Environmental and Resource Economics

, Volume 38, Issue 1, pp 135–153

Spatial welfare economics versus ecological footprint: modeling agglomeration, externalities and trade

Authors

    • School for Advanced Studies in Venice (SSAV)University Ca’ Foscari of Venice
    • Faculty of Economics and Business AdministrationFree University
  • Jeroen C. J. M. van den Bergh
    • Faculty of Economics and Business AdministrationFree University
    • Institute for Environmental Studies (IVM)Free University
  • Piet Rietveld
    • Faculty of Economics and Business AdministrationFree University
Original Paper

DOI: 10.1007/s10640-006-9067-2

Cite this article as:
Grazi, F., van den Bergh, J.C.J.M. & Rietveld, P. Environ Resource Econ (2007) 38: 135. doi:10.1007/s10640-006-9067-2

Abstract

A welfare framework for the analysis of the spatial dimensions of sustainability is developed.

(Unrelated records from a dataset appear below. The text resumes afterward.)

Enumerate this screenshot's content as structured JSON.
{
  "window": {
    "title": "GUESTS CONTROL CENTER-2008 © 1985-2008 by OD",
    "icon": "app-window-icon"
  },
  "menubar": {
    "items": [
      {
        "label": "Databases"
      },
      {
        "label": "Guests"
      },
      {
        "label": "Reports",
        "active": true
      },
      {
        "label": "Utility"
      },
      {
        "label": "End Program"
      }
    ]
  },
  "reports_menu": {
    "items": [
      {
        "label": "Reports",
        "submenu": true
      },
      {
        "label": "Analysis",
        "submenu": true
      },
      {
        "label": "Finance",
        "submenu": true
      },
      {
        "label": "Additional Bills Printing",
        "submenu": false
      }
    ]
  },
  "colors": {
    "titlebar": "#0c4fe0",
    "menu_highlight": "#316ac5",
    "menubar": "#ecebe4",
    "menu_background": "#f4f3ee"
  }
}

It covers agglomeration effects, interregional trade, negative environmental externalities, and various land use categories. The model is used to compare rankings of spatial configurations according to evaluations based on social welfare and ecological footprint indicators. Five spatial configurations are considered for this purpose. The exercise is operationalized with the help of a two-region model of the economy, that is, in line with the ‘new economic geography.’ By generating a number of numerical ‘counter-examples,’ it is shown that the footprint method is inconsistent with an approach aimed at maximum social welfare. Unless environmental externalities are such a large problem that they overwhelm all other components of economic well-being, a ‘spatial welfare economic’ approach delivers totally different rankings of alternative land use configurations than the ecological footprint.

Keywords

Agglomeration effects Negative externalities Population density Spatial configurations Trade advantages Transport

JEL Classification

F12 F18 Q56 Q57 R12

Copyright information

© Springer Science+Business Media, Inc. 2007